The Defense Commissary Agency (DeCA) recently announced the cancellation of the annual Spring Sidewalk Sales as well as other special events in the wake of COVID-19 (also known as the Coronavirus) concerns. “The cancellation of these events is due to the ongoing Coronavirus outbreak and out of an abundance of caution for the safety of our employees, customers and industry partners,” said Tracie Russ, DeCA’s director of sales.
DeCa has also implemented a rationing system. In-Store signage will indicate if an item is rationed and what the allowable quantity is. You also won’t be able to place a special order on these items. So no gaming the system and special ordering toilet paper and hand sanitizer. Commissary Store Directors decide locally which items are limited based on availability. Likely items include bottled water, spray disinfectant, baby wipes/sanitizing wipes, hand sanitizer, toilet paper, rice and bleach.
Central distribution centers, the central meat processing plant and DeCA stores are all designated mission-critical in DOD’s response to the COVID-19 (Coronavirus) pandemic according to Virginia S. Penrod, acting assistant Secretary of Defense for Manpower and Reserve Affairs. “”Providing for the care and feeding of our military members and families is a critical requirement that must be accomplished at all health protection condition levels,” she announced.

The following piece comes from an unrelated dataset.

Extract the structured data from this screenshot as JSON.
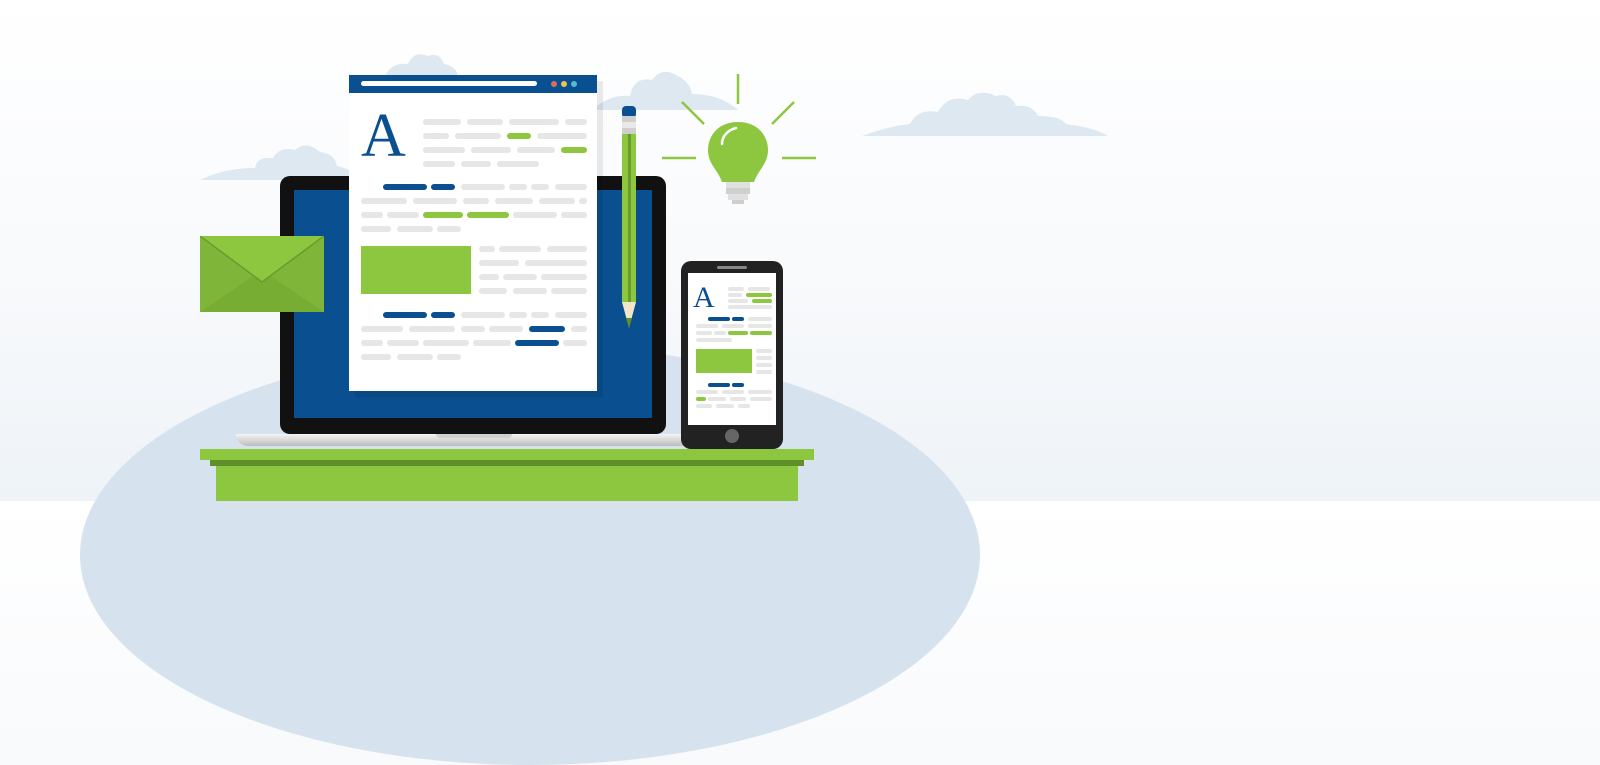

Grocery stores tend to have a high level of sanitation due to food safety concerns and with the outbreak your Commissaries are working hard to keep you safe. Commissary customers worried about whether or not it’s safe to shop in the store shouldn’t be, said Army Lt. Col. Angela Parham, DeCA director of health and safety. “We follow the highest standards of DOD health protection in our stores,” she said. “This means we are always vigilant to ensure our workforce follows the strictest precautionary measures including routine hand washing and other basic sanitation measures to avoid spreading germs.”

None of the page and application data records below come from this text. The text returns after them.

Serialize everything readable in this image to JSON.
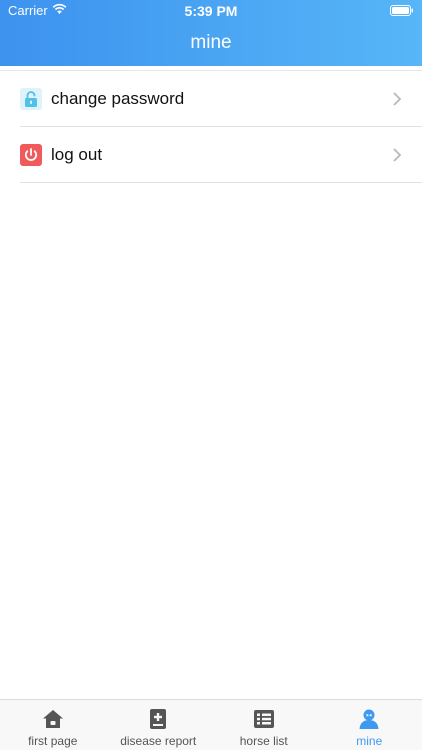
{
  "status_bar": {
    "carrier": "Carrier",
    "time": "5:39 PM"
  },
  "header": {
    "title": "mine"
  },
  "menu": {
    "items": [
      {
        "label": "change password",
        "icon": "lock-icon",
        "color": "#4fc1ea"
      },
      {
        "label": "log out",
        "icon": "power-icon",
        "color": "#f05a5a"
      }
    ]
  },
  "tabbar": {
    "active_color": "#3e9af0",
    "items": [
      {
        "label": "first page",
        "icon": "home-icon",
        "active": false
      },
      {
        "label": "disease report",
        "icon": "report-icon",
        "active": false
      },
      {
        "label": "horse list",
        "icon": "list-icon",
        "active": false
      },
      {
        "label": "mine",
        "icon": "user-icon",
        "active": true
      }
    ]
  }
}
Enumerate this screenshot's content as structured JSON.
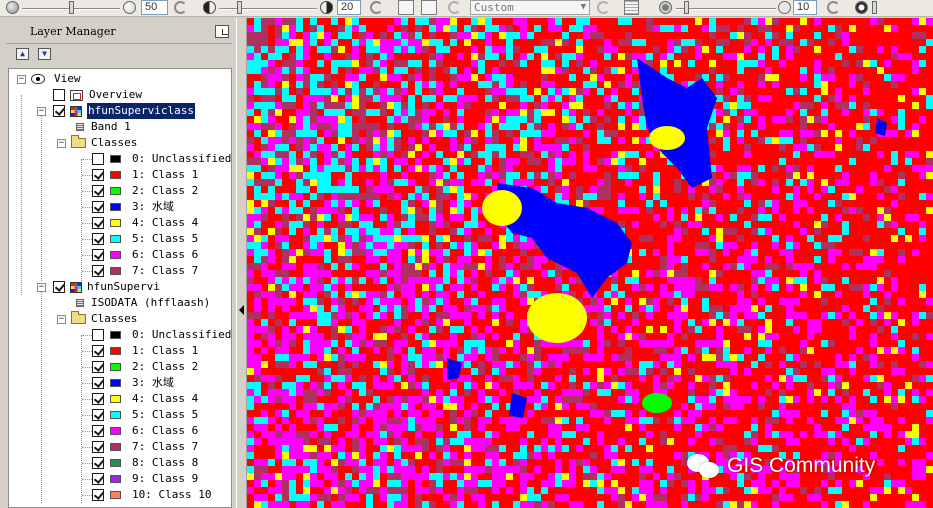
{
  "toolbar": {
    "brightness_value": "50",
    "contrast_value": "20",
    "stretch_combo": "Custom",
    "transparency_value": "10"
  },
  "layer_manager": {
    "title": "Layer Manager",
    "view_label": "View",
    "overview_label": "Overview",
    "layers": [
      {
        "name": "hfunSuperviclass",
        "band_label": "Band 1",
        "classes_label": "Classes",
        "classes": [
          {
            "label": "0: Unclassified",
            "color": "#000000",
            "checked": false
          },
          {
            "label": "1: Class 1",
            "color": "#ff0000",
            "checked": true
          },
          {
            "label": "2: Class 2",
            "color": "#00ff00",
            "checked": true
          },
          {
            "label": "3: 水域",
            "color": "#0000ff",
            "checked": true
          },
          {
            "label": "4: Class 4",
            "color": "#ffff00",
            "checked": true
          },
          {
            "label": "5: Class 5",
            "color": "#00ffff",
            "checked": true
          },
          {
            "label": "6: Class 6",
            "color": "#ff00ff",
            "checked": true
          },
          {
            "label": "7: Class 7",
            "color": "#b03060",
            "checked": true
          }
        ]
      },
      {
        "name": "hfunSupervi",
        "band_label": "ISODATA (hfflaash)",
        "classes_label": "Classes",
        "classes": [
          {
            "label": "0: Unclassified",
            "color": "#000000",
            "checked": false
          },
          {
            "label": "1: Class 1",
            "color": "#ff0000",
            "checked": true
          },
          {
            "label": "2: Class 2",
            "color": "#00ff00",
            "checked": true
          },
          {
            "label": "3: 水域",
            "color": "#0000ff",
            "checked": true
          },
          {
            "label": "4: Class 4",
            "color": "#ffff00",
            "checked": true
          },
          {
            "label": "5: Class 5",
            "color": "#00ffff",
            "checked": true
          },
          {
            "label": "6: Class 6",
            "color": "#ff00ff",
            "checked": true
          },
          {
            "label": "7: Class 7",
            "color": "#b03060",
            "checked": true
          },
          {
            "label": "8: Class 8",
            "color": "#2e8b57",
            "checked": true
          },
          {
            "label": "9: Class 9",
            "color": "#a020f0",
            "checked": true
          },
          {
            "label": "10: Class 10",
            "color": "#ff7f50",
            "checked": true
          }
        ]
      }
    ]
  },
  "map": {
    "palette": [
      "#ff0000",
      "#ff00ff",
      "#00ffff",
      "#b03060",
      "#ffff00",
      "#0000ff",
      "#00ff00"
    ]
  },
  "watermark": {
    "text": "GIS Community"
  }
}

“Our commissaries undergo daily sanitizing, disinfecting and cleaning regimens tailored to protect our customers’ health,” Parham added. “These routine measures used by food establishments to prevent ordinary foodborne illness also work to keep viruses from spreading and help keep customers and employees from getting sick.”
Here are other changes DeCA has made to ensure the health and safety of employees and patrons.

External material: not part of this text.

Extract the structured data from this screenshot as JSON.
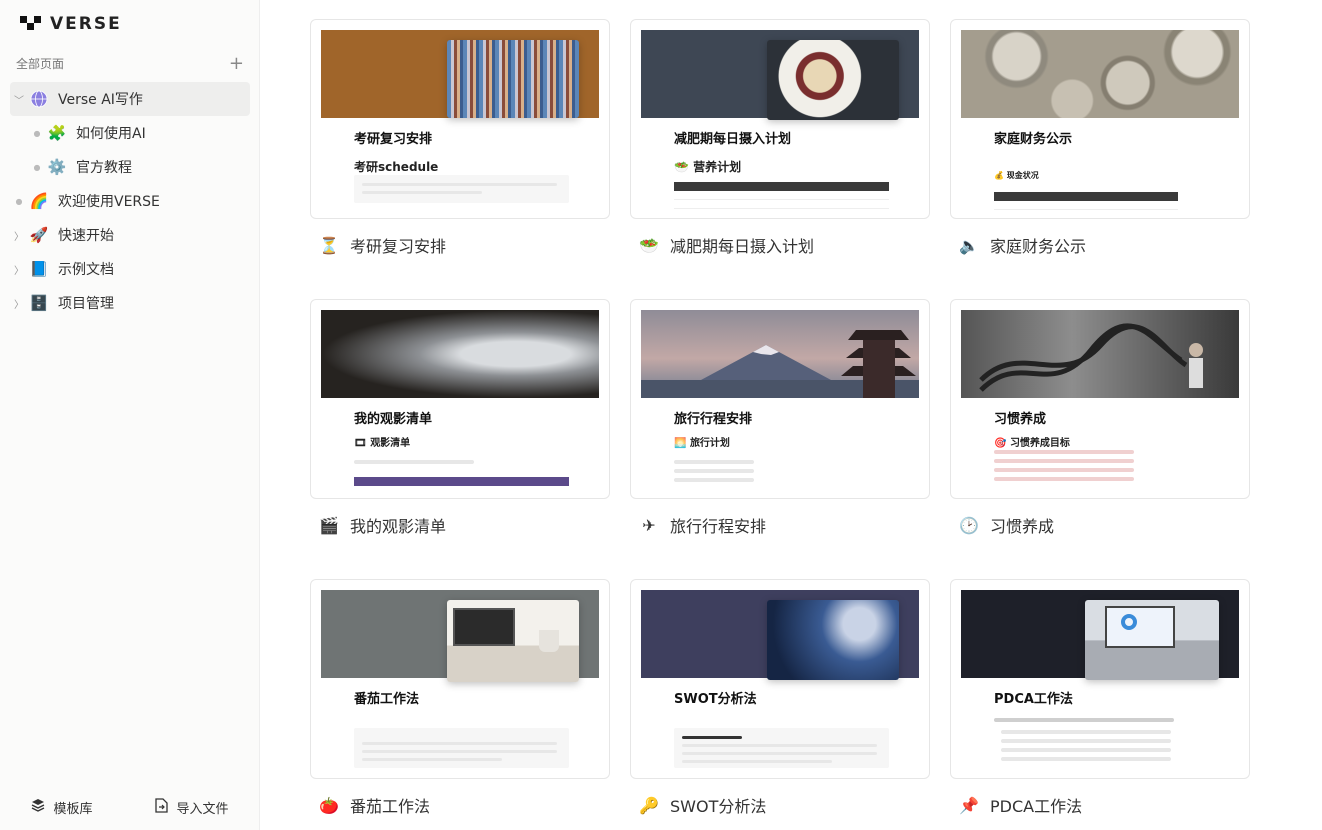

- commissary cashiers will no longer handle patron ID cards. Instead, customers will be asked to scan their own ID; cashiers may use the handheld scanner if available.
- 100% I.D. card checks at the entrance of the store. Children under 10 with their parents don’t have to have an ID Card.
- Guests/Visitors will no longer be allowed to accompany patrons at the commissary.
- designated ‘COVID-19 Vulnerable’ hours – check your local commissary for hours
- No ‘Early Bird’ shopping hours.
- As an additional precaution during the COVID-19 pandemic, the commissary will discontinue the use of reusable shopping bags.
When shopping the commissary in the next few weeks, make sure to allow extra time for I.D. checks and slower moving lines with social distancing. Don’t stress the system by shopping only for what you typically need and be conscious of your fellow patrons by not clearing the shelves of a select item.
Marguerite Cleveland is a freelance writer who specializes in human interest and travel stories. She is a military brat, a veteran and now a military spouse. Her military experience is vast as the daughter of a Navy man who served as an enlisted sailor and then Naval Officer. She served as an enlisted soldier in the reserves and on active duty, then as an Army Officer. She currently serves as a military spouse. She lives in the Pacific Northwest with her husband and two sons. Visit her website www.PeggyWhereShouldIGo.com